Defensive landscaping requires thinning trees on properties in fire-endangered zones. Valdez and other horticulturists advise homeowners to cut down enough trees to leave a minimum of 10 to 12 feet between plants. Trees left standing should be at least 30 feet from the house. They also suggest cleaning up combustible debris from the ground and using fire-resistant vegetation, such as succulent plants and weil-mowed lawns, to act as a buffer zone.

Howard Cady, the current Bradbury House owner, had thinned surrounding trees to 50 to 60 per acre, creating open spaces around the house. In contrast, the nearby forest contained about 1,000 trees per acre when the Los Alamos fire spread.

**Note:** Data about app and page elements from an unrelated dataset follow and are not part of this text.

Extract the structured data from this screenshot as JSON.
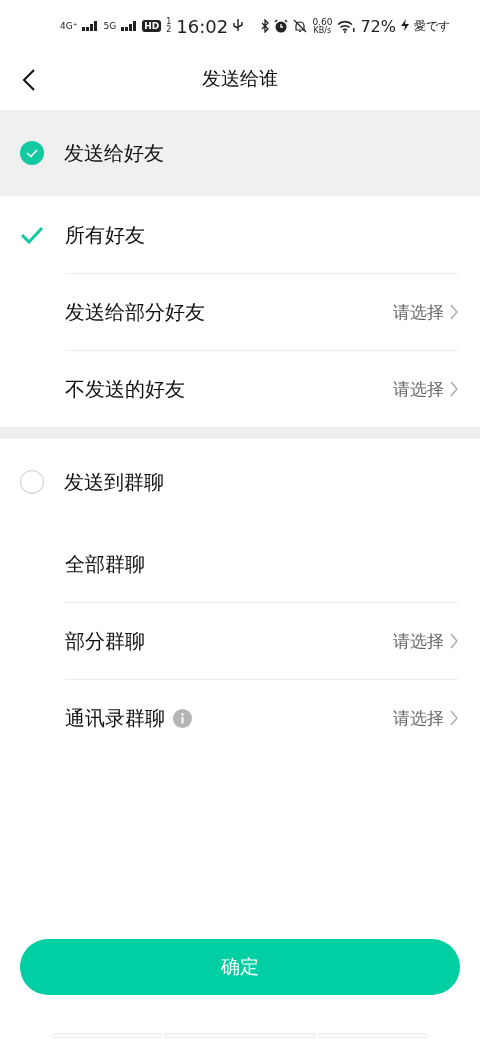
{
  "status_bar": {
    "sim1": "4G⁺",
    "sim2": "5G",
    "hd": "HD",
    "hd_sub": [
      "1",
      "2"
    ],
    "time": "16:02",
    "speed": "0.60",
    "speed_unit": "KB/s",
    "battery": "72%",
    "carrier": "愛です"
  },
  "header": {
    "title": "发送给谁"
  },
  "groups": [
    {
      "title": "发送给好友",
      "selected": true,
      "options": [
        {
          "label": "所有好友",
          "checked": true
        },
        {
          "label": "发送给部分好友",
          "checked": false,
          "action": "请选择"
        },
        {
          "label": "不发送的好友",
          "checked": false,
          "action": "请选择"
        }
      ]
    },
    {
      "title": "发送到群聊",
      "selected": false,
      "options": [
        {
          "label": "全部群聊",
          "checked": false
        },
        {
          "label": "部分群聊",
          "checked": false,
          "action": "请选择"
        },
        {
          "label": "通讯录群聊",
          "checked": false,
          "action": "请选择",
          "info": true
        }
      ]
    }
  ],
  "confirm_button": "确定"
}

"Because of the space created around the Bradbury House, the fire simply consumed ground debris on the property, rather than the trees,"said George Duda, an urban forester with the State Forestry Division. "The thinning technique allowed only a low-heat fire to bum on the property, and as a result, the trees there were not injured, but only suffered some charring of the bark at the bottom. The fire never even reached the tree crowns, much less the house." In sharp contrast, a dense stand of trees 30 feet from the home was completely consumed.

In another Los Alamos neighborhood known as North Community, homeowner George Sawyer said repeated Extension and State Forestry warnings to thin the trees on his property also saved his house from the flames that consumed many surrounding homes.

"We've been warned year after year about the need to keep a green area around the house, so we deliberately planted only a few trees and kept the lawn up," Sawyer said. He maintains a well-mowed and watered Kentucky bluegrass lawn, which acted as a buffer zone from a thick stand of ponderosa pine trees at the lawn's edge

Valdez thinks Sawyer's prudence saved the house. "There's so much moisture in a Kentucky bluegrass lawn that it just arrests the fire."

Despite the benefits of fire-resistant landscaping, many homeowners have refused to adopt such techniques because of concerns about chopping down trees.

"Many people have erroneous environmentalist concepts about not cutting down a single tree, and it's just dead wrong," Duda said. "Because of the density, the trees themselves are killing our forests. If we can't cut them down, then the fire will do it for us."

Valdez believes many more homeowners must adopt defensive landscaping to protect other fire-endangered zones. "This needs to be a community effort," he said. "Homeowners can work to protect their own properties, but it's also very important that their neighbors do it too. If you get a wildfire sweeping through a neighborhood where just one home is appropriately landscaped and it's surrounded by homes that aren't, there's nothing you can do."